Figure 3-88. Transformations occurring in the Hall-Héroult process.
At the cathode, aluminum metal is produced due to the reduction of the Al3+
cations. At the anode, the oxide anions, O2-
, are discharged to form oxygen. The O2
formed oxidizes the carbon, the material that the anode is made of, to CO and CO2
. As the electrochemical process occurs, the carbon anode is consumed and has to be periodically replaced.
Aluminum is produced on a huge scale and is the second most widely used metal (after iron). Being non-toxic, non-carcinogenic, very light (density 2.7 g/cm3
), resistant to corrosion, greatly conductive to electricity, readily available, and inexpensive aluminum is a very attractive material for a broad variety of applications.
Pure aluminum is rarely used as a material because of its softness. However, mechanical properties of aluminum can be vastly improved by alloying it with just a fraction to a few percent of Cu, Mg, Zn, Mn, and Si. Aluminum alloys are used to make cans and foil, parts and bodies of cars, trucks, aircraft skins, spacecraft, and railway cars, electric motors and generators, windows and doors, cooking utensils, and electric wire. The list of applications of aluminum compounds is as impressive. Anhydrous aluminum chloride (AlCl3
) is broadly employed as a catalyst and promoter in petrochemical and chemical industries as well as in the manufacturing of pharmaceuticals and agrochemicals. Alumina (Al2
) is also used as a catalyst and support for a broad variety of catalysts. Being just slightly less hard than diamond, alumina is used to make abrasives. Powdered alumina is an excellent adsorbent and desiccant. Synthetic ruby and sapphire are made of Al2
. Aluminum compounds are also used in the production of deodorants, in water treatment, paper manufacturing, and leather tanning. 3.7.3. Chemical Properties and Amphoterism of Aluminum. Is Aluminum a Metal or Nonmetal?
An aluminum atom has three valence electrons in the 3rd
electron shell: 1s2
2p6 3s2 3p1
. These three electrons are easily discarded by an aluminum atom in order to attain the stable electron configuration of neon. Aluminum is very easily oxidized by O2
and even by water. Would you question this statement, given the fact that aluminum wire, foil, and other aluminum items are virtually indefinitely stable in moist air and even in water, exhibiting no sign of oxidation?
As a matter of fact, aluminum is immediately oxidized to alumina on exposure to air (Figure 3-89). However, the very thin film of the Al2
produced on the metal surface is strikingly good at blocking access of the oxygen to the aluminum atoms underneath. In this way, the bulk of the aluminum metal is remarkably well protected from oxidation. Watch this video
to see the melting of an aluminum rod with a torch in the air.

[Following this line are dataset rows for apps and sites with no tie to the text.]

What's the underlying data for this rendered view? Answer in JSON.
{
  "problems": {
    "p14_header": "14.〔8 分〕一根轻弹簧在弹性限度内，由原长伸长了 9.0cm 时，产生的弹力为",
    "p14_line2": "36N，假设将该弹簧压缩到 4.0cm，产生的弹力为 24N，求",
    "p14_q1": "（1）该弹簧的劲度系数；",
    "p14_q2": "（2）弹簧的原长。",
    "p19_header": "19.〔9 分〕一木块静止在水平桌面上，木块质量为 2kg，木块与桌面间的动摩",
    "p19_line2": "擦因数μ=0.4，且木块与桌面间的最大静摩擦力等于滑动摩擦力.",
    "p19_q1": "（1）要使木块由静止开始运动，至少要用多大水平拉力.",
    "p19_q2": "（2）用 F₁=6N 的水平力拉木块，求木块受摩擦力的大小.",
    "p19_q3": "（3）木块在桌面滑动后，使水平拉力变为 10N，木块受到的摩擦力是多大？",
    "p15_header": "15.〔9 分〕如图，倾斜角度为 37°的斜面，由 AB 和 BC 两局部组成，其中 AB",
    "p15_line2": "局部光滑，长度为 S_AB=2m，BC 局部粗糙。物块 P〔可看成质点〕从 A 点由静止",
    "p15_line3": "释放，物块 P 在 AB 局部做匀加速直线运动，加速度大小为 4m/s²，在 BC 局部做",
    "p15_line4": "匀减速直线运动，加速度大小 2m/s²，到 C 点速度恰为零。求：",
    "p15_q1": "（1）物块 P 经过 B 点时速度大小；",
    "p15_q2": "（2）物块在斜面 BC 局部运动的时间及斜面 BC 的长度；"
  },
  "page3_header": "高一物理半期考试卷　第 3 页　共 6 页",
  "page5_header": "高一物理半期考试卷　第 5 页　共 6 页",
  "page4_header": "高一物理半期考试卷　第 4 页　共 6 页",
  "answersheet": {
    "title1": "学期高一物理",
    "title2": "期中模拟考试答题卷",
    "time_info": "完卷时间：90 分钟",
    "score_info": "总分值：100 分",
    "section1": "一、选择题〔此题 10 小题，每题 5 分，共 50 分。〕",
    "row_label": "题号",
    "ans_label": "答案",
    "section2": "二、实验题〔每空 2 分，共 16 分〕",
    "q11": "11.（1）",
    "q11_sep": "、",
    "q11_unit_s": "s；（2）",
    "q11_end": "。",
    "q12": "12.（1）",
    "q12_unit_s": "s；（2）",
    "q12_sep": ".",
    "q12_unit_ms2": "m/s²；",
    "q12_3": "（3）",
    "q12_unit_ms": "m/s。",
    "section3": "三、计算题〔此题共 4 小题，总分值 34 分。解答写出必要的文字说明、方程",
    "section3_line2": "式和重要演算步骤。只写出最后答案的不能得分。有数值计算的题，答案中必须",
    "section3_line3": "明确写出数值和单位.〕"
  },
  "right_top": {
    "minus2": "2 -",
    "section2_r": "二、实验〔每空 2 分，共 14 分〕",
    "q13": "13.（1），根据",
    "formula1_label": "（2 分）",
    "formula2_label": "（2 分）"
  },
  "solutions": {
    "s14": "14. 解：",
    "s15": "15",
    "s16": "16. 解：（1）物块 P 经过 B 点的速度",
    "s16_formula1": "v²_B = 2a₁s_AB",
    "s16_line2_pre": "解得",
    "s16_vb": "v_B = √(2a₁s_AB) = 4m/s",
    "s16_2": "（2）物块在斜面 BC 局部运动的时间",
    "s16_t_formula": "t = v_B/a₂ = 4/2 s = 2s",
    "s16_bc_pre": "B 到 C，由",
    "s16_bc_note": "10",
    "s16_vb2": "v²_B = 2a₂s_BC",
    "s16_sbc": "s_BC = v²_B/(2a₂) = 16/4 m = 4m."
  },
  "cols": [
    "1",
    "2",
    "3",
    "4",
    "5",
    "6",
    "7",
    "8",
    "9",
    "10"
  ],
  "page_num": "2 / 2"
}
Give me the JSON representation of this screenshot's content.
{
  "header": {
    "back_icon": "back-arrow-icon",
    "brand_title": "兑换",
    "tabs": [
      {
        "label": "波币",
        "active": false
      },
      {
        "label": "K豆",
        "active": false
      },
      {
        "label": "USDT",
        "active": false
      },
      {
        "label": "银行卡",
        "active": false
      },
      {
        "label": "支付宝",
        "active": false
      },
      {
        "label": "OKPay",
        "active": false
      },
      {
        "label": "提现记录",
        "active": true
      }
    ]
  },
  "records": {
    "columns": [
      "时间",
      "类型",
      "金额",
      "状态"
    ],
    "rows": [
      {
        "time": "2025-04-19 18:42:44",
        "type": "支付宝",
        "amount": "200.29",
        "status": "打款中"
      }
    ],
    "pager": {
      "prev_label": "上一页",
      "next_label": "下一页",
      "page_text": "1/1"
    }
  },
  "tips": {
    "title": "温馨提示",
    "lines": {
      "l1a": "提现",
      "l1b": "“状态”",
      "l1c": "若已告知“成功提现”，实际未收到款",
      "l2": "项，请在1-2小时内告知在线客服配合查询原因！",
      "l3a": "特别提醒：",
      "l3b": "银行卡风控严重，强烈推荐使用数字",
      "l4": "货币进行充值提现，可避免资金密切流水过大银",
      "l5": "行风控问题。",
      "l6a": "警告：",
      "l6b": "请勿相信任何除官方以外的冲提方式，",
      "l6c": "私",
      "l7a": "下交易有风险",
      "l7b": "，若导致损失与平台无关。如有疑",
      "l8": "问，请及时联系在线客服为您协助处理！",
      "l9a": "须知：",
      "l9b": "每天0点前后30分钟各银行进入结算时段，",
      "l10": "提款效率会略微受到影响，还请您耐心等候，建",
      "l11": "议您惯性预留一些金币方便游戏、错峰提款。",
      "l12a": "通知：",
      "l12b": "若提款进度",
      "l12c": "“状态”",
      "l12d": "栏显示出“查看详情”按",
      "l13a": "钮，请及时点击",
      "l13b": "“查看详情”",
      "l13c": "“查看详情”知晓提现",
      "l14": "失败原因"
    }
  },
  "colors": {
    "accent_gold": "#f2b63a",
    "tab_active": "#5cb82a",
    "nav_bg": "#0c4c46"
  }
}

Note the thin Al2
film on the surface of the molten metal. Also note that due to this film of alumina the aluminum rod does not catch a fire in spite of the very high temperature of the flame and plenty of oxygen around.